■ HOW TO COMPLETE THIS TASK
The answer must be a single number: how many lines in the entries below contain the word "spent".

### EXERCISE DATA ###

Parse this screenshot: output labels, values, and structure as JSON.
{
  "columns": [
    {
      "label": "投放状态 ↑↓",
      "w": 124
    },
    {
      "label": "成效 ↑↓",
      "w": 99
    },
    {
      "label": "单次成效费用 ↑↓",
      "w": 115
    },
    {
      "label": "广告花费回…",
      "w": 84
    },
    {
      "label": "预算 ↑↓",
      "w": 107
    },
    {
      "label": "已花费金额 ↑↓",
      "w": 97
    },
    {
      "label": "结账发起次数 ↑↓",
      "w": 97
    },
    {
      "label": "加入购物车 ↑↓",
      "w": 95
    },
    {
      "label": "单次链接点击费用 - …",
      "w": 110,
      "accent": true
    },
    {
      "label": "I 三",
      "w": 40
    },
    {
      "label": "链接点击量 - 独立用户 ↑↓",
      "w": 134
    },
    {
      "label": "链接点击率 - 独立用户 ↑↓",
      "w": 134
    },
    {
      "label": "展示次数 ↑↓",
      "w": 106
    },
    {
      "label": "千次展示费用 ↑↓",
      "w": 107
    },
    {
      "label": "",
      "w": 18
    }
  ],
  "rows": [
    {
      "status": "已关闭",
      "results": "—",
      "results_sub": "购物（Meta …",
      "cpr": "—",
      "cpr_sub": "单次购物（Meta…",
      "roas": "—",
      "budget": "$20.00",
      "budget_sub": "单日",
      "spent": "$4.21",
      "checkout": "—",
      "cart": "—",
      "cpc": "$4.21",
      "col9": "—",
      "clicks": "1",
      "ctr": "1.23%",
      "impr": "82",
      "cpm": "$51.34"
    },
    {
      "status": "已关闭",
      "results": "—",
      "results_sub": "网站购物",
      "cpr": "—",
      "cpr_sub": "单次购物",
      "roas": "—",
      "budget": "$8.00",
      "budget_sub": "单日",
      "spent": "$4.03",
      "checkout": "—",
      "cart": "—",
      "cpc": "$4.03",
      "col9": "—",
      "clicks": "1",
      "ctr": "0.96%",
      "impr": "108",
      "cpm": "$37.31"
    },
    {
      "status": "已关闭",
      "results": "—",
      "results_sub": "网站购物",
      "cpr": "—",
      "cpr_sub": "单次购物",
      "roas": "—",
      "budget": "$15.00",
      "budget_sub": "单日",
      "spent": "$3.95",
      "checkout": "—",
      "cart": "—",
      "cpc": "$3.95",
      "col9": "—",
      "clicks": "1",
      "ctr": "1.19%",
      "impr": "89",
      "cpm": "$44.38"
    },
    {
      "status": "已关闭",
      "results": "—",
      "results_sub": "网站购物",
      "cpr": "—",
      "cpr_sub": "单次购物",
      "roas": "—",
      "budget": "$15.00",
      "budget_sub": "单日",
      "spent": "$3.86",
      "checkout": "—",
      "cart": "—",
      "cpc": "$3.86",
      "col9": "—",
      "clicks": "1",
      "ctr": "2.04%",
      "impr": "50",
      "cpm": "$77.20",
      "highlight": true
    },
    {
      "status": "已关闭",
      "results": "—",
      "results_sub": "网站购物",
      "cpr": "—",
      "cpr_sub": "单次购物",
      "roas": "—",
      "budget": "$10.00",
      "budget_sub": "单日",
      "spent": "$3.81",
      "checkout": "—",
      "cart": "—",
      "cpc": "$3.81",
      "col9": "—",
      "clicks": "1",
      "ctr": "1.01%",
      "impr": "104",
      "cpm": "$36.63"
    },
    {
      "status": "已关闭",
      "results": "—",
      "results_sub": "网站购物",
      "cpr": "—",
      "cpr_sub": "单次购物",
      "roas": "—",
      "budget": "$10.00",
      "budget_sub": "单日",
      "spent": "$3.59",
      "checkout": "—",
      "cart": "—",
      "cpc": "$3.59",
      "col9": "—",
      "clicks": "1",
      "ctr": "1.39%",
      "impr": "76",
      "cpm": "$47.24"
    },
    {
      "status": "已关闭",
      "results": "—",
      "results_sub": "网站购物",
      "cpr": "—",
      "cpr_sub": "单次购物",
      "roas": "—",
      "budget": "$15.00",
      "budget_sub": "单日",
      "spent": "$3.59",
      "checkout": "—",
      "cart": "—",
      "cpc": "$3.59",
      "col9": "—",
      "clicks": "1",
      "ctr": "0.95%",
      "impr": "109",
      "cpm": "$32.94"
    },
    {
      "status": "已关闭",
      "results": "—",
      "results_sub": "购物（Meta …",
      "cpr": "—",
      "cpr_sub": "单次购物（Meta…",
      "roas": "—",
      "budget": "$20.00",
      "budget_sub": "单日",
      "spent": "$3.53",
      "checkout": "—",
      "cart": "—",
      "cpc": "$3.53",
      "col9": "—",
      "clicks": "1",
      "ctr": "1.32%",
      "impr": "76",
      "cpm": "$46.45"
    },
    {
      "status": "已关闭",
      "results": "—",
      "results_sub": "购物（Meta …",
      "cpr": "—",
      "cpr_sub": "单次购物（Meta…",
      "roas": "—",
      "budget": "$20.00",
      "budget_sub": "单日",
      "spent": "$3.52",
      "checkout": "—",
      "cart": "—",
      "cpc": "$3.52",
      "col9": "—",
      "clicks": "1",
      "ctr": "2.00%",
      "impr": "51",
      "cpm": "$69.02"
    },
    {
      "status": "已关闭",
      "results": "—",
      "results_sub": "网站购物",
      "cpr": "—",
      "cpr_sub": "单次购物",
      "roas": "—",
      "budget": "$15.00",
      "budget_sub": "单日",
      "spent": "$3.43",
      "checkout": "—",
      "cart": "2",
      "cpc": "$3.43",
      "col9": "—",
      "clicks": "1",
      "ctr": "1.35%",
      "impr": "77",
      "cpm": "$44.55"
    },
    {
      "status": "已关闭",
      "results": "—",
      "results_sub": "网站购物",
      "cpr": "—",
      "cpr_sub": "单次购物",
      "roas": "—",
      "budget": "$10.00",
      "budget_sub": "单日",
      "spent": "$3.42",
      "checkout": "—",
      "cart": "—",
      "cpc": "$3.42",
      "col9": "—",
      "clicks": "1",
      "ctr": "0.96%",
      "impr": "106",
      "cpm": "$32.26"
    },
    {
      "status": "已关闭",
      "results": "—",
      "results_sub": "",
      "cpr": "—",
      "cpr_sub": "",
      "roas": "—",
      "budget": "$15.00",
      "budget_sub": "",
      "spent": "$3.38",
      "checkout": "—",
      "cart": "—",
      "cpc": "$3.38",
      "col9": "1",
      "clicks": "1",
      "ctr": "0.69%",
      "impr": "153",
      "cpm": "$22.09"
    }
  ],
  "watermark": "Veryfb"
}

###

■ RESPONSE
12